■ **Work required**: Copy each entry as written.

[Available data — start]

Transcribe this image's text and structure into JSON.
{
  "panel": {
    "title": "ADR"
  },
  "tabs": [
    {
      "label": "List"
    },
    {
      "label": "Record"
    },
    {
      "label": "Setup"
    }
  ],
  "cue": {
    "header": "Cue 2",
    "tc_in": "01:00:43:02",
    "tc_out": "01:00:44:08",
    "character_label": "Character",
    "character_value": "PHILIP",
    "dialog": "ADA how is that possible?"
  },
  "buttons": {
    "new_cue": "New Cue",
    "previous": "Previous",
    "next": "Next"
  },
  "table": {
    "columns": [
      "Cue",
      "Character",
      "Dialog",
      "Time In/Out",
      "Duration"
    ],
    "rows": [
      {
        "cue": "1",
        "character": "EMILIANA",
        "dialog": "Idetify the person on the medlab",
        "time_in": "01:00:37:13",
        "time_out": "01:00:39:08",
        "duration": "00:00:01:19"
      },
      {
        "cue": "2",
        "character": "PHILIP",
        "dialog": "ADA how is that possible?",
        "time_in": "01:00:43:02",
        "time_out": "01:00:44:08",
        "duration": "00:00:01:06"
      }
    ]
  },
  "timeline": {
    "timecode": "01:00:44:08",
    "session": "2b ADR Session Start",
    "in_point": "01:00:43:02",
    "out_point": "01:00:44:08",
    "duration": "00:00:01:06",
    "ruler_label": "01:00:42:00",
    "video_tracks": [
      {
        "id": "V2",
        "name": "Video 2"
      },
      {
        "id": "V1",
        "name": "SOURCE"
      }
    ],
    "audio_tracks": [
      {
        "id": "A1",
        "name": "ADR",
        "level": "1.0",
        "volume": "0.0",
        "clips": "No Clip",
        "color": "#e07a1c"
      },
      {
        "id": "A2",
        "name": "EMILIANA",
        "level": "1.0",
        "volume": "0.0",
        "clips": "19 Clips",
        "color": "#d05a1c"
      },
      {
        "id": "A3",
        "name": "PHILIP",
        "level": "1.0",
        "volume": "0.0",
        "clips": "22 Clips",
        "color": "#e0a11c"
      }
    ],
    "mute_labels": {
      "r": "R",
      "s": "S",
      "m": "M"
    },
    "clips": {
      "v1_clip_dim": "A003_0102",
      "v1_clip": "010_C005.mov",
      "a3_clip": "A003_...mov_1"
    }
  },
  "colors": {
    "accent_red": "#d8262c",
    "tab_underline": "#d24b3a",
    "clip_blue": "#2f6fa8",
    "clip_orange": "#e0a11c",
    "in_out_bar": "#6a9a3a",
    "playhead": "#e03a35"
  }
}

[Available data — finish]

■ **Result of the task**:
Transcribe this image's text and structure into JSON.
{
  "panel": {
    "title": "ADR"
  },
  "tabs": [
    {
      "label": "List"
    },
    {
      "label": "Record"
    },
    {
      "label": "Setup"
    }
  ],
  "cue": {
    "header": "Cue 2",
    "tc_in": "01:00:43:02",
    "tc_out": "01:00:44:08",
    "character_label": "Character",
    "character_value": "PHILIP",
    "dialog": "ADA how is that possible?"
  },
  "buttons": {
    "new_cue": "New Cue",
    "previous": "Previous",
    "next": "Next"
  },
  "table": {
    "columns": [
      "Cue",
      "Character",
      "Dialog",
      "Time In/Out",
      "Duration"
    ],
    "rows": [
      {
        "cue": "1",
        "character": "EMILIANA",
        "dialog": "Idetify the person on the medlab",
        "time_in": "01:00:37:13",
        "time_out": "01:00:39:08",
        "duration": "00:00:01:19"
      },
      {
        "cue": "2",
        "character": "PHILIP",
        "dialog": "ADA how is that possible?",
        "time_in": "01:00:43:02",
        "time_out": "01:00:44:08",
        "duration": "00:00:01:06"
      }
    ]
  },
  "timeline": {
    "timecode": "01:00:44:08",
    "session": "2b ADR Session Start",
    "in_point": "01:00:43:02",
    "out_point": "01:00:44:08",
    "duration": "00:00:01:06",
    "ruler_label": "01:00:42:00",
    "video_tracks": [
      {
        "id": "V2",
        "name": "Video 2"
      },
      {
        "id": "V1",
        "name": "SOURCE"
      }
    ],
    "audio_tracks": [
      {
        "id": "A1",
        "name": "ADR",
        "level": "1.0",
        "volume": "0.0",
        "clips": "No Clip",
        "color": "#e07a1c"
      },
      {
        "id": "A2",
        "name": "EMILIANA",
        "level": "1.0",
        "volume": "0.0",
        "clips": "19 Clips",
        "color": "#d05a1c"
      },
      {
        "id": "A3",
        "name": "PHILIP",
        "level": "1.0",
        "volume": "0.0",
        "clips": "22 Clips",
        "color": "#e0a11c"
      }
    ],
    "mute_labels": {
      "r": "R",
      "s": "S",
      "m": "M"
    },
    "clips": {
      "v1_clip_dim": "A003_0102",
      "v1_clip": "010_C005.mov",
      "a3_clip": "A003_...mov_1"
    }
  },
  "colors": {
    "accent_red": "#d8262c",
    "tab_underline": "#d24b3a",
    "clip_blue": "#2f6fa8",
    "clip_orange": "#e0a11c",
    "in_out_bar": "#6a9a3a",
    "playhead": "#e03a35"
  }
}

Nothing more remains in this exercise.